**Work request:** Output the listing exactly, without its pictures.

**Source data:**
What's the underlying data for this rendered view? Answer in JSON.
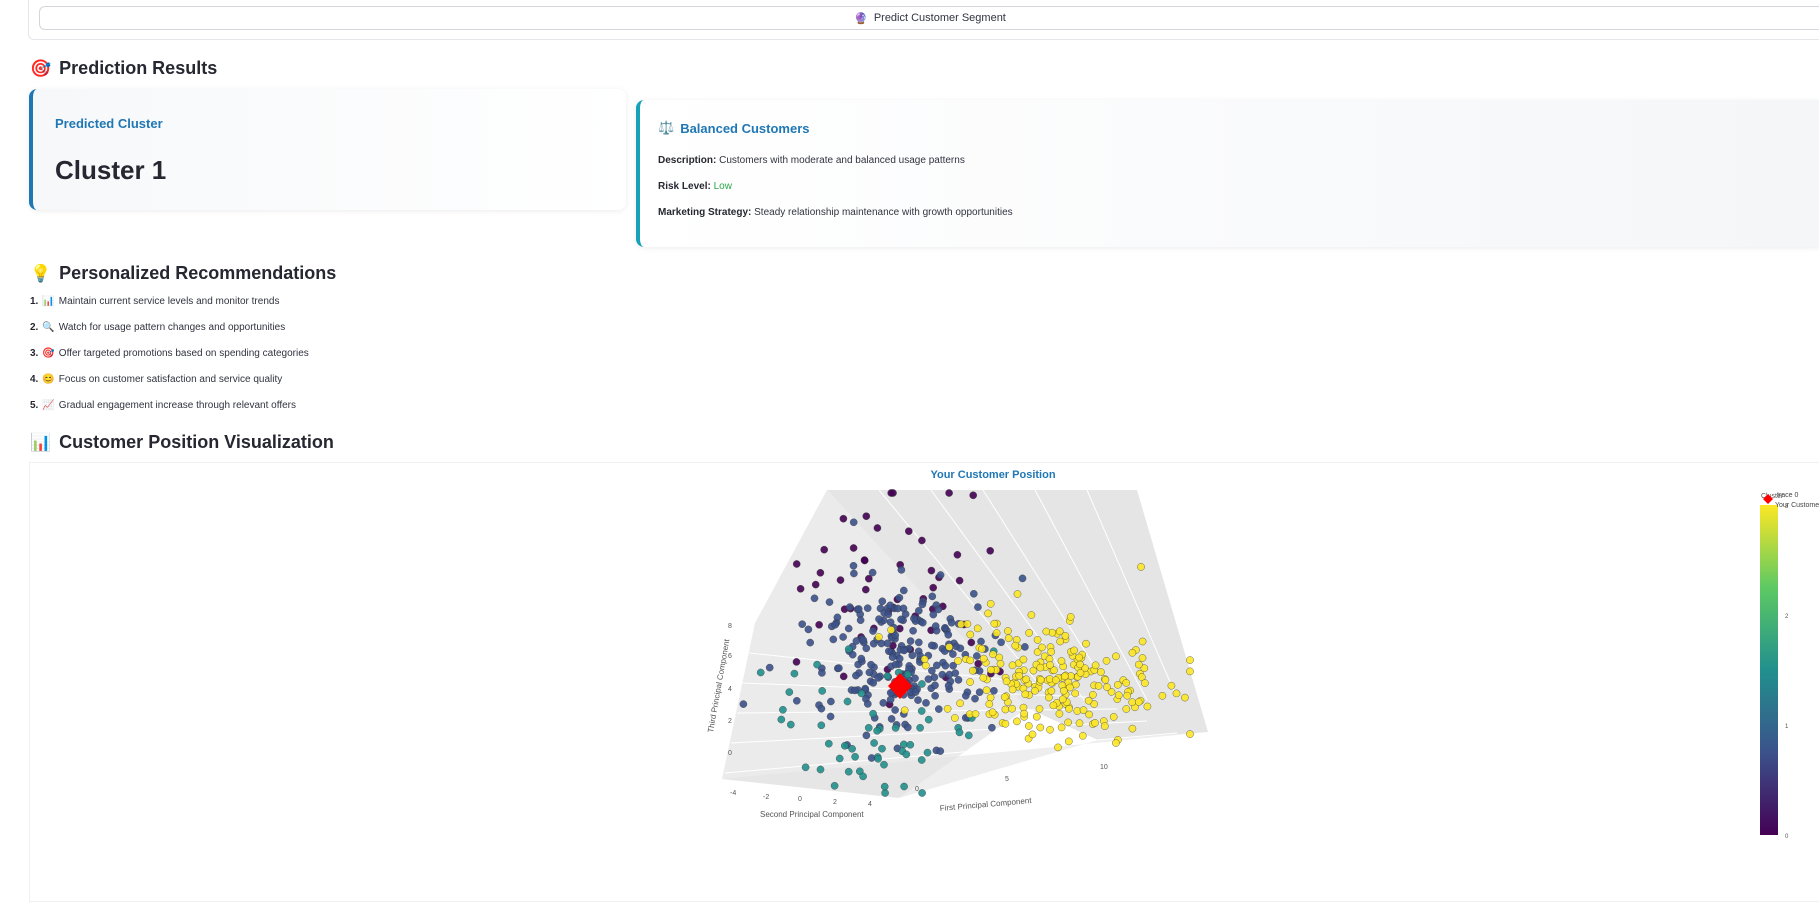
{
  "predict_button": {
    "icon": "🔮",
    "label": "Predict Customer Segment"
  },
  "results": {
    "heading_icon": "🎯",
    "heading": "Prediction Results",
    "cluster_label": "Predicted Cluster",
    "cluster_value": "Cluster 1",
    "profile": {
      "icon": "⚖️",
      "title": "Balanced Customers",
      "description_label": "Description:",
      "description": "Customers with moderate and balanced usage patterns",
      "risk_label": "Risk Level:",
      "risk": "Low",
      "risk_color": "#28a745",
      "strategy_label": "Marketing Strategy:",
      "strategy": "Steady relationship maintenance with growth opportunities"
    }
  },
  "recommendations": {
    "heading_icon": "💡",
    "heading": "Personalized Recommendations",
    "items": [
      {
        "num": "1.",
        "icon": "📊",
        "text": "Maintain current service levels and monitor trends"
      },
      {
        "num": "2.",
        "icon": "🔍",
        "text": "Watch for usage pattern changes and opportunities"
      },
      {
        "num": "3.",
        "icon": "🎯",
        "text": "Offer targeted promotions based on spending categories"
      },
      {
        "num": "4.",
        "icon": "😊",
        "text": "Focus on customer satisfaction and service quality"
      },
      {
        "num": "5.",
        "icon": "📈",
        "text": "Gradual engagement increase through relevant offers"
      }
    ]
  },
  "visualization": {
    "heading_icon": "📊",
    "heading": "Customer Position Visualization"
  },
  "chart_data": {
    "type": "scatter",
    "title": "Your Customer Position",
    "xlabel": "First Principal Component",
    "ylabel": "Second Principal Component",
    "zlabel": "Third Principal Component",
    "z_ticks": [
      "0",
      "2",
      "4",
      "6",
      "8"
    ],
    "y_ticks": [
      "-4",
      "-2",
      "0",
      "2",
      "4"
    ],
    "x_ticks": [
      "0",
      "5",
      "10"
    ],
    "colorbar": {
      "title": "Cluster",
      "ticks": [
        "0",
        "1",
        "2",
        "3"
      ],
      "range": [
        0,
        3
      ]
    },
    "legend": [
      "trace 0",
      "Your Customer"
    ],
    "legend_placement": "top-right",
    "palette": [
      "#440154",
      "#3b528b",
      "#21908d",
      "#5dc963",
      "#fde725"
    ],
    "highlight_color": "#ff0000",
    "series": [
      {
        "name": "trace 0",
        "cluster_counts": {
          "0": 55,
          "1": 230,
          "2": 55,
          "3": 230
        }
      },
      {
        "name": "Your Customer",
        "cluster": 1
      }
    ]
  }
}
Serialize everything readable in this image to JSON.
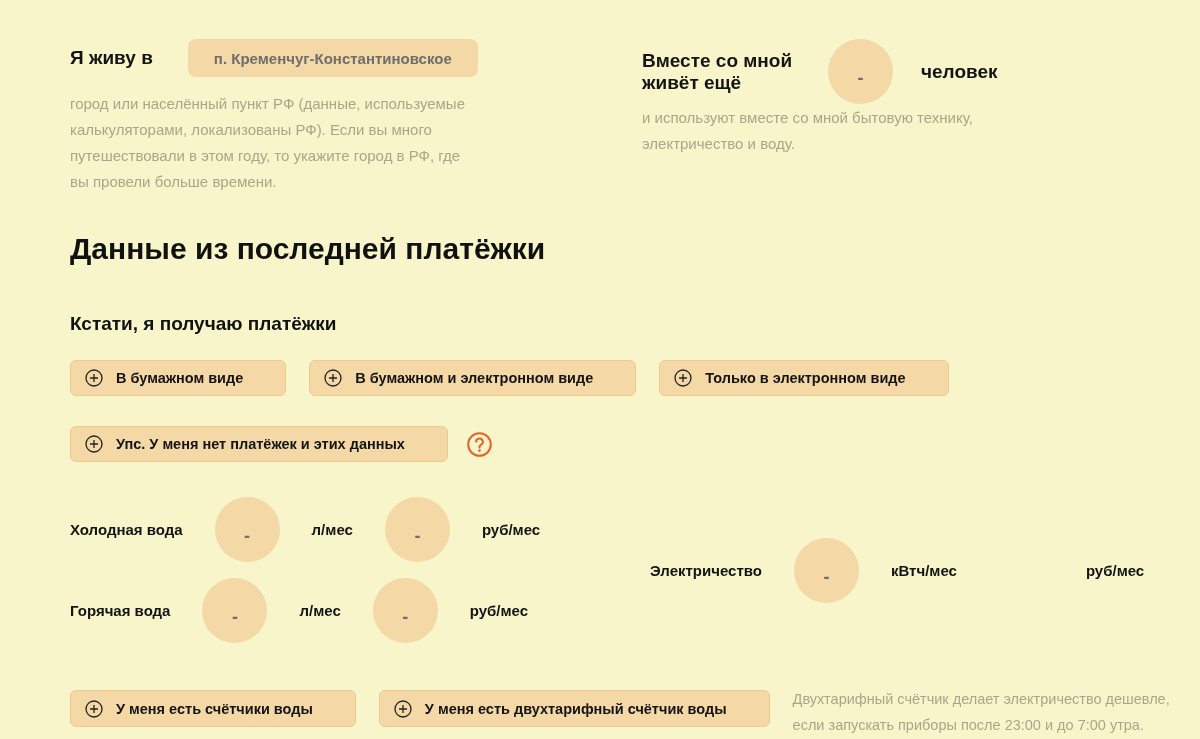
{
  "residence": {
    "label": "Я живу в",
    "city": {
      "value": "п. Кременчуг-Константиновское"
    },
    "hint": "город или населённый пункт РФ (данные, используемые калькуляторами, локализованы РФ). Если вы много путешествовали в этом году, то укажите город в РФ, где вы провели больше времени."
  },
  "household": {
    "label": "Вместе со мной живёт ещё",
    "count": {
      "value": "-"
    },
    "unit": "человек",
    "hint": "и используют вместе со мной бытовую технику, электричество и воду."
  },
  "section_title": "Данные из последней платёжки",
  "receipts": {
    "title": "Кстати, я получаю платёжки",
    "options": [
      {
        "label": "В бумажном виде",
        "selected": false
      },
      {
        "label": "В бумажном и электронном виде",
        "selected": false
      },
      {
        "label": "Только в электронном виде",
        "selected": false
      },
      {
        "label": "Упс. У меня нет платёжек и этих данных",
        "selected": false
      }
    ]
  },
  "water": [
    {
      "label": "Холодная вода",
      "parts": [
        {
          "kind": "input",
          "value": "-"
        },
        {
          "kind": "unit",
          "text": "л/мес"
        },
        {
          "kind": "input",
          "value": "-"
        },
        {
          "kind": "unit",
          "text": "руб/мес"
        }
      ]
    },
    {
      "label": "Горячая вода",
      "parts": [
        {
          "kind": "input",
          "value": "-"
        },
        {
          "kind": "unit",
          "text": "л/мес"
        },
        {
          "kind": "input",
          "value": "-"
        },
        {
          "kind": "unit",
          "text": "руб/мес"
        }
      ]
    }
  ],
  "electricity": {
    "label": "Электричество",
    "parts": [
      {
        "kind": "input",
        "value": "-"
      },
      {
        "kind": "unit",
        "text": "кВтч/мес"
      },
      {
        "kind": "unit",
        "text": "руб/мес"
      }
    ]
  },
  "meter_options": [
    {
      "label": "У меня есть счётчики воды",
      "selected": false
    },
    {
      "label": "У меня есть двухтарифный счётчик воды",
      "selected": false
    }
  ],
  "tariff_note": "Двухтарифный счётчик делает электричество дешевле, если запускать приборы после 23:00 и до 7:00 утра."
}
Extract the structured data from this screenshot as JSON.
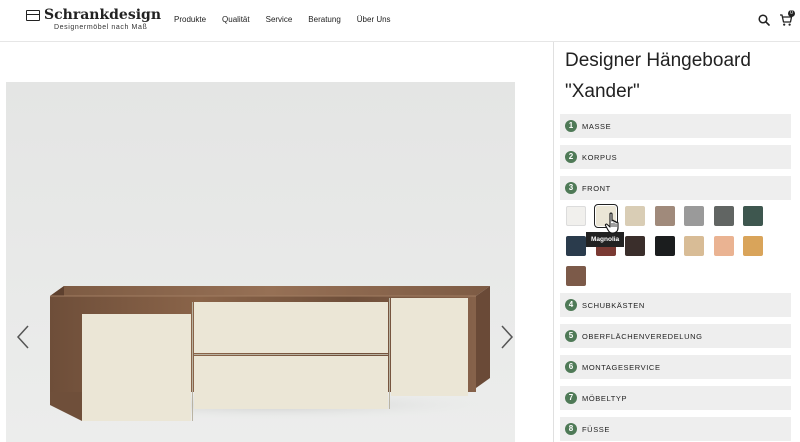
{
  "brand": {
    "name": "Schrankdesign",
    "tagline": "Designermöbel nach Maß"
  },
  "nav": [
    {
      "label": "Produkte"
    },
    {
      "label": "Qualität"
    },
    {
      "label": "Service"
    },
    {
      "label": "Beratung"
    },
    {
      "label": "Über Uns"
    }
  ],
  "header": {
    "search_icon": "search-icon",
    "cart_icon": "cart-icon",
    "cart_count": "0"
  },
  "product": {
    "title": "Designer Hängeboard \"Xander\""
  },
  "steps": [
    {
      "num": "1",
      "label": "MASSE"
    },
    {
      "num": "2",
      "label": "KORPUS"
    },
    {
      "num": "3",
      "label": "FRONT"
    },
    {
      "num": "4",
      "label": "SCHUBKÄSTEN"
    },
    {
      "num": "5",
      "label": "OBERFLÄCHENVEREDELUNG"
    },
    {
      "num": "6",
      "label": "MONTAGESERVICE"
    },
    {
      "num": "7",
      "label": "MÖBELTYP"
    },
    {
      "num": "8",
      "label": "FÜSSE"
    }
  ],
  "front_swatches": [
    {
      "color": "#f1f0ed",
      "selected": false
    },
    {
      "color": "#ebe6d6",
      "selected": true
    },
    {
      "color": "#d9cdb5",
      "selected": false
    },
    {
      "color": "#a08a7b",
      "selected": false
    },
    {
      "color": "#9a9a9a",
      "selected": false
    },
    {
      "color": "#616563",
      "selected": false
    },
    {
      "color": "#3e574f",
      "selected": false
    },
    {
      "color": "#2a3b4c",
      "selected": false
    },
    {
      "color": "#7a3a33",
      "selected": false
    },
    {
      "color": "#3a2e2b",
      "selected": false
    },
    {
      "color": "#1b1d1e",
      "selected": false
    },
    {
      "color": "#d8bc96",
      "selected": false
    },
    {
      "color": "#eab392",
      "selected": false
    },
    {
      "color": "#d9a45a",
      "selected": false
    },
    {
      "color": "#7c5a49",
      "selected": false
    }
  ],
  "tooltip": {
    "label": "Magnolia"
  },
  "viewer": {
    "prev_icon": "chevron-left-icon",
    "next_icon": "chevron-right-icon",
    "product_color": "#ebe6d6",
    "wood_color": "#7a5a43"
  }
}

**Finished exercise:**
What's the underlying data for this rendered view? Answer in JSON.
{
  "predict_button": {
    "icon": "🔮",
    "label": "Predict Customer Segment"
  },
  "results": {
    "heading_icon": "🎯",
    "heading": "Prediction Results",
    "cluster_label": "Predicted Cluster",
    "cluster_value": "Cluster 1",
    "profile": {
      "icon": "⚖️",
      "title": "Balanced Customers",
      "description_label": "Description:",
      "description": "Customers with moderate and balanced usage patterns",
      "risk_label": "Risk Level:",
      "risk": "Low",
      "risk_color": "#28a745",
      "strategy_label": "Marketing Strategy:",
      "strategy": "Steady relationship maintenance with growth opportunities"
    }
  },
  "recommendations": {
    "heading_icon": "💡",
    "heading": "Personalized Recommendations",
    "items": [
      {
        "num": "1.",
        "icon": "📊",
        "text": "Maintain current service levels and monitor trends"
      },
      {
        "num": "2.",
        "icon": "🔍",
        "text": "Watch for usage pattern changes and opportunities"
      },
      {
        "num": "3.",
        "icon": "🎯",
        "text": "Offer targeted promotions based on spending categories"
      },
      {
        "num": "4.",
        "icon": "😊",
        "text": "Focus on customer satisfaction and service quality"
      },
      {
        "num": "5.",
        "icon": "📈",
        "text": "Gradual engagement increase through relevant offers"
      }
    ]
  },
  "visualization": {
    "heading_icon": "📊",
    "heading": "Customer Position Visualization"
  },
  "chart_data": {
    "type": "scatter",
    "title": "Your Customer Position",
    "xlabel": "First Principal Component",
    "ylabel": "Second Principal Component",
    "zlabel": "Third Principal Component",
    "z_ticks": [
      "0",
      "2",
      "4",
      "6",
      "8"
    ],
    "y_ticks": [
      "-4",
      "-2",
      "0",
      "2",
      "4"
    ],
    "x_ticks": [
      "0",
      "5",
      "10"
    ],
    "colorbar": {
      "title": "Cluster",
      "ticks": [
        "0",
        "1",
        "2",
        "3"
      ],
      "range": [
        0,
        3
      ]
    },
    "legend": [
      "trace 0",
      "Your Customer"
    ],
    "legend_placement": "top-right",
    "palette": [
      "#440154",
      "#3b528b",
      "#21908d",
      "#5dc963",
      "#fde725"
    ],
    "highlight_color": "#ff0000",
    "series": [
      {
        "name": "trace 0",
        "cluster_counts": {
          "0": 55,
          "1": 230,
          "2": 55,
          "3": 230
        }
      },
      {
        "name": "Your Customer",
        "cluster": 1
      }
    ]
  }
}
Serialize everything readable in this image to JSON.
{
  "residence": {
    "label": "Я живу в",
    "city": {
      "value": "п. Кременчуг-Константиновское"
    },
    "hint": "город или населённый пункт РФ (данные, используемые калькуляторами, локализованы РФ). Если вы много путешествовали в этом году, то укажите город в РФ, где вы провели больше времени."
  },
  "household": {
    "label": "Вместе со мной живёт ещё",
    "count": {
      "value": "-"
    },
    "unit": "человек",
    "hint": "и используют вместе со мной бытовую технику, электричество и воду."
  },
  "section_title": "Данные из последней платёжки",
  "receipts": {
    "title": "Кстати, я получаю платёжки",
    "options": [
      {
        "label": "В бумажном виде",
        "selected": false
      },
      {
        "label": "В бумажном и электронном виде",
        "selected": false
      },
      {
        "label": "Только в электронном виде",
        "selected": false
      },
      {
        "label": "Упс. У меня нет платёжек и этих данных",
        "selected": false
      }
    ]
  },
  "water": [
    {
      "label": "Холодная вода",
      "parts": [
        {
          "kind": "input",
          "value": "-"
        },
        {
          "kind": "unit",
          "text": "л/мес"
        },
        {
          "kind": "input",
          "value": "-"
        },
        {
          "kind": "unit",
          "text": "руб/мес"
        }
      ]
    },
    {
      "label": "Горячая вода",
      "parts": [
        {
          "kind": "input",
          "value": "-"
        },
        {
          "kind": "unit",
          "text": "л/мес"
        },
        {
          "kind": "input",
          "value": "-"
        },
        {
          "kind": "unit",
          "text": "руб/мес"
        }
      ]
    }
  ],
  "electricity": {
    "label": "Электричество",
    "parts": [
      {
        "kind": "input",
        "value": "-"
      },
      {
        "kind": "unit",
        "text": "кВтч/мес"
      },
      {
        "kind": "unit",
        "text": "руб/мес"
      }
    ]
  },
  "meter_options": [
    {
      "label": "У меня есть счётчики воды",
      "selected": false
    },
    {
      "label": "У меня есть двухтарифный счётчик воды",
      "selected": false
    }
  ],
  "tariff_note": "Двухтарифный счётчик делает электричество дешевле, если запускать приборы после 23:00 и до 7:00 утра."
}
Extract the structured data from this screenshot as JSON.
{
  "brand": {
    "name": "Schrankdesign",
    "tagline": "Designermöbel nach Maß"
  },
  "nav": [
    {
      "label": "Produkte"
    },
    {
      "label": "Qualität"
    },
    {
      "label": "Service"
    },
    {
      "label": "Beratung"
    },
    {
      "label": "Über Uns"
    }
  ],
  "header": {
    "search_icon": "search-icon",
    "cart_icon": "cart-icon",
    "cart_count": "0"
  },
  "product": {
    "title": "Designer Hängeboard \"Xander\""
  },
  "steps": [
    {
      "num": "1",
      "label": "MASSE"
    },
    {
      "num": "2",
      "label": "KORPUS"
    },
    {
      "num": "3",
      "label": "FRONT"
    },
    {
      "num": "4",
      "label": "SCHUBKÄSTEN"
    },
    {
      "num": "5",
      "label": "OBERFLÄCHENVEREDELUNG"
    },
    {
      "num": "6",
      "label": "MONTAGESERVICE"
    },
    {
      "num": "7",
      "label": "MÖBELTYP"
    },
    {
      "num": "8",
      "label": "FÜSSE"
    }
  ],
  "front_swatches": [
    {
      "color": "#f1f0ed",
      "selected": false
    },
    {
      "color": "#ebe6d6",
      "selected": true
    },
    {
      "color": "#d9cdb5",
      "selected": false
    },
    {
      "color": "#a08a7b",
      "selected": false
    },
    {
      "color": "#9a9a9a",
      "selected": false
    },
    {
      "color": "#616563",
      "selected": false
    },
    {
      "color": "#3e574f",
      "selected": false
    },
    {
      "color": "#2a3b4c",
      "selected": false
    },
    {
      "color": "#7a3a33",
      "selected": false
    },
    {
      "color": "#3a2e2b",
      "selected": false
    },
    {
      "color": "#1b1d1e",
      "selected": false
    },
    {
      "color": "#d8bc96",
      "selected": false
    },
    {
      "color": "#eab392",
      "selected": false
    },
    {
      "color": "#d9a45a",
      "selected": false
    },
    {
      "color": "#7c5a49",
      "selected": false
    }
  ],
  "tooltip": {
    "label": "Magnolia"
  },
  "viewer": {
    "prev_icon": "chevron-left-icon",
    "next_icon": "chevron-right-icon",
    "product_color": "#ebe6d6",
    "wood_color": "#7a5a43"
  }
}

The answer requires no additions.